→ What you are asked to do
Copy the entries character for character.
==========
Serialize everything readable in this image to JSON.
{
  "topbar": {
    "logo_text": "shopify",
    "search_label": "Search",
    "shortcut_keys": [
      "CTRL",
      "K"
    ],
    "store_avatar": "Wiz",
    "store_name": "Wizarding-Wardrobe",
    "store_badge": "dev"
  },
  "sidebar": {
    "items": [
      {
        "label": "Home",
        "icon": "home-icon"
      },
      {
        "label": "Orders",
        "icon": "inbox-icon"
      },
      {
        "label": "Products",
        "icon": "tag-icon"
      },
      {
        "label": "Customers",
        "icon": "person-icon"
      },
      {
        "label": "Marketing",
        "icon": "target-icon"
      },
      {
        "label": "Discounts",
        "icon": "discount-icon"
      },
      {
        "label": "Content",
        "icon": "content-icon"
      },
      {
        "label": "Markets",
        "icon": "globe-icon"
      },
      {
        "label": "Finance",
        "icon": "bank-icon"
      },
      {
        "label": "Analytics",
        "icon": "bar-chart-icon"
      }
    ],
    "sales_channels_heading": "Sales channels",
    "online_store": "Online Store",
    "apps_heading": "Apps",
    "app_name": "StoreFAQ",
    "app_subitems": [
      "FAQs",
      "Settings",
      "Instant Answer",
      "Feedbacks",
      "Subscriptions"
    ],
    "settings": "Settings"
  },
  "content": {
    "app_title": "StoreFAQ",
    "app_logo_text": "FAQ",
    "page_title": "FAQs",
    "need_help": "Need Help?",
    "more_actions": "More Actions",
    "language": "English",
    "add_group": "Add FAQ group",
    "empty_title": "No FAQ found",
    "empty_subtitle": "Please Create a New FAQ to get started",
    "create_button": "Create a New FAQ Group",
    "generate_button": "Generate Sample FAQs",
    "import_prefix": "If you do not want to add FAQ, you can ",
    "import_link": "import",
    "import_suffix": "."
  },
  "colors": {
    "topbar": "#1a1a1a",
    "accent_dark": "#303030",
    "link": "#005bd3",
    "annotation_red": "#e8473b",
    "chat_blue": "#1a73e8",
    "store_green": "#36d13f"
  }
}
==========
→ Solution for this exercise
Serialize everything readable in this image to JSON.
{
  "topbar": {
    "logo_text": "shopify",
    "search_label": "Search",
    "shortcut_keys": [
      "CTRL",
      "K"
    ],
    "store_avatar": "Wiz",
    "store_name": "Wizarding-Wardrobe",
    "store_badge": "dev"
  },
  "sidebar": {
    "items": [
      {
        "label": "Home",
        "icon": "home-icon"
      },
      {
        "label": "Orders",
        "icon": "inbox-icon"
      },
      {
        "label": "Products",
        "icon": "tag-icon"
      },
      {
        "label": "Customers",
        "icon": "person-icon"
      },
      {
        "label": "Marketing",
        "icon": "target-icon"
      },
      {
        "label": "Discounts",
        "icon": "discount-icon"
      },
      {
        "label": "Content",
        "icon": "content-icon"
      },
      {
        "label": "Markets",
        "icon": "globe-icon"
      },
      {
        "label": "Finance",
        "icon": "bank-icon"
      },
      {
        "label": "Analytics",
        "icon": "bar-chart-icon"
      }
    ],
    "sales_channels_heading": "Sales channels",
    "online_store": "Online Store",
    "apps_heading": "Apps",
    "app_name": "StoreFAQ",
    "app_subitems": [
      "FAQs",
      "Settings",
      "Instant Answer",
      "Feedbacks",
      "Subscriptions"
    ],
    "settings": "Settings"
  },
  "content": {
    "app_title": "StoreFAQ",
    "app_logo_text": "FAQ",
    "page_title": "FAQs",
    "need_help": "Need Help?",
    "more_actions": "More Actions",
    "language": "English",
    "add_group": "Add FAQ group",
    "empty_title": "No FAQ found",
    "empty_subtitle": "Please Create a New FAQ to get started",
    "create_button": "Create a New FAQ Group",
    "generate_button": "Generate Sample FAQs",
    "import_prefix": "If you do not want to add FAQ, you can ",
    "import_link": "import",
    "import_suffix": "."
  },
  "colors": {
    "topbar": "#1a1a1a",
    "accent_dark": "#303030",
    "link": "#005bd3",
    "annotation_red": "#e8473b",
    "chat_blue": "#1a73e8",
    "store_green": "#36d13f"
  }
}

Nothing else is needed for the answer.